From William Persse
Roxburrow Near Loughrea Ireland Octr 11th 1788
Some time ago I mentioned to Sr Edwd Newenham1 my Intention of sending you some goosberry plants of a remarkable fine Line which I now send you by a ship from the Port of Galway, which is but sixteen miles from my place, I intended sending you some grass seeds, but our sumers are so uncertain I Could not get any this season fit to send.2
It would give me particular pleasure to have it in my power to Contribute to your rural Amusements it is the Line of Life I take the greatest pleasure in, & feel for those that delight in so plentifull & pleasing a study—it would make me extreamly Happy if you would mention to me any kinds of Corn or seeds you would wish to have I Could send them to you with the greatest Ease.

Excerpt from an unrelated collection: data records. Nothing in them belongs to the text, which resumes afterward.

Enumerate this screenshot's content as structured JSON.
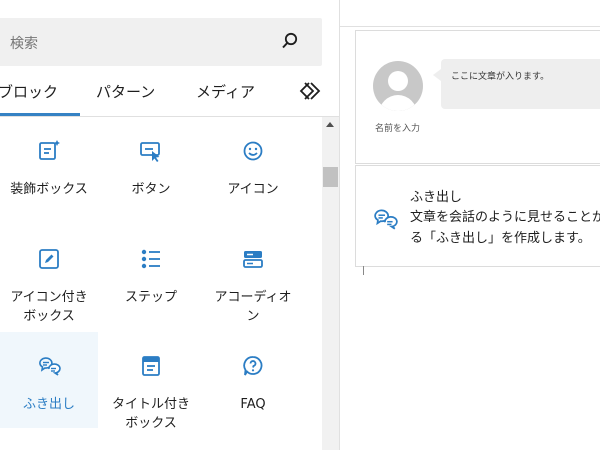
{
  "search": {
    "placeholder": "検索"
  },
  "tabs": [
    {
      "label": "ブロック",
      "active": true
    },
    {
      "label": "パターン",
      "active": false
    },
    {
      "label": "メディア",
      "active": false
    }
  ],
  "blocks": [
    {
      "label": "装飾ボックス",
      "icon": "decoration-box-icon"
    },
    {
      "label": "ボタン",
      "icon": "button-cursor-icon"
    },
    {
      "label": "アイコン",
      "icon": "smiley-icon"
    },
    {
      "label": "アイコン付き",
      "label2": "ボックス",
      "icon": "icon-box-icon"
    },
    {
      "label": "ステップ",
      "icon": "step-list-icon"
    },
    {
      "label": "アコーディオ",
      "label2": "ン",
      "icon": "accordion-icon"
    },
    {
      "label": "ふき出し",
      "icon": "speech-bubble-icon",
      "selected": true
    },
    {
      "label": "タイトル付き",
      "label2": "ボックス",
      "icon": "title-box-icon"
    },
    {
      "label": "FAQ",
      "icon": "faq-icon"
    }
  ],
  "preview": {
    "avatar_name": "名前を入力",
    "bubble_text": "ここに文章が入ります。"
  },
  "block_info": {
    "title": "ふき出し",
    "desc_line1": "文章を会話のように見せることが",
    "desc_line2": "る「ふき出し」を作成します。"
  },
  "colors": {
    "accent": "#3582c4",
    "selected_bg": "#f0f7fc",
    "icon": "#2b7dc4"
  }
}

plant the goosberries in a rich deep soyle; put a good Deal of roten Dung into Each hole before you plant them keep them open in the Midle, dont allow to many Branches on a Tree, & the fruit will be very Large & fine, I have them as Large as Wallnuts, give them a North Aspect & as Little sun as you Can, but not the shade of Trees, I fear your Climate is to hot.
Sr Edwd Lady Newenham & Family are now here,3 also Mr Wallace who often mentions your name with the greatest gratitude, he often Entertains me with the plantifull situation of your place[.]4 Sir Edwd & I often Talk of Visiting America but I fear the Attention of our Families wont permit us, tho’ our wishes are to see it, it is the Country of all on Earth I long most to see, it would give me new life & Vigor to see the5 upright & Honest men of America give me leave Dr Sr to assure you, I have been in the Worst of Times your Wellwisher, & a Sincere Freind to the liberties of America, I have the Honor to be Dr Sr your sincere & afft. Huml. Servt

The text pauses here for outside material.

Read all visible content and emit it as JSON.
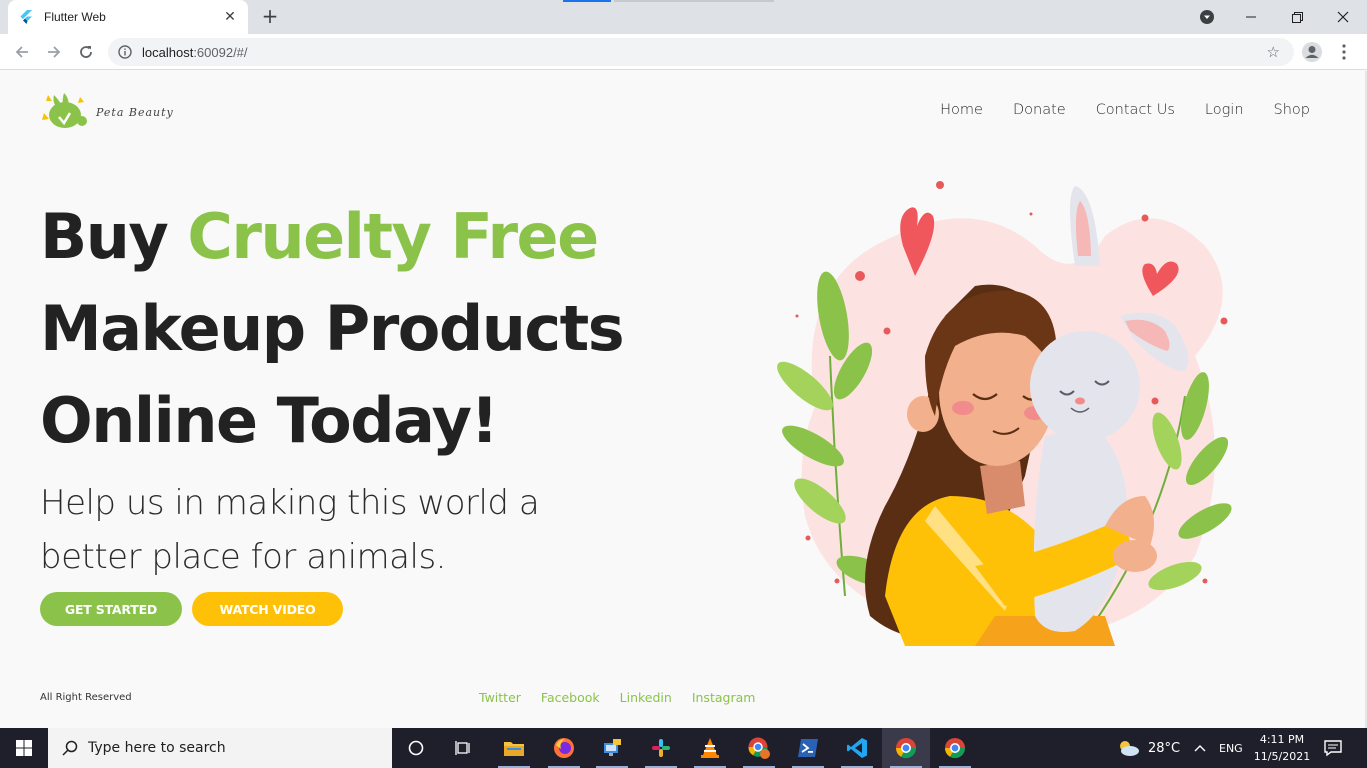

William Persse (d. 1802), who was appointed high sheriff of county Galway in 1766, lived at Roxborough, the Persse estate.
1. Sir Edward Newenham (1732–1814), an Irish politician, was collector of the excise at Dublin from 1764 to 1772 and an active member of the Irish parliament from 1769 to 1797. A friend to American independence during the Revolution, Newenham rendered substantial services to American prisoners held in Ireland during the war (Report of John Jay to Congress, 10 Jan. 1787, DNA:PCC, item 5). He began correspondence with GW in 1781, occasionally sending him books and newspapers from Ireland as well as accounts of political affairs in Europe. Newenham’s son Edward Worth Newenham married Persse’s daughter Elizabeth.
3. Lady Newenham was Grace Anna, daughter of Sir Charles Burton. The Newenhams had eighteen children.
4. Wallace came to Mount Vernon in March 1786, bearing introductions from Newenham, remained for several days, and returned in June to spend the night (Diaries description begins Donald Jackson and Dorothy Twohig, eds. The Diaries of George Washington. 6 vols. Charlottesville, Va., 1976–79. description ends , 4:301, 302, 303, 344, 349).
5. In MS this word reads “they.”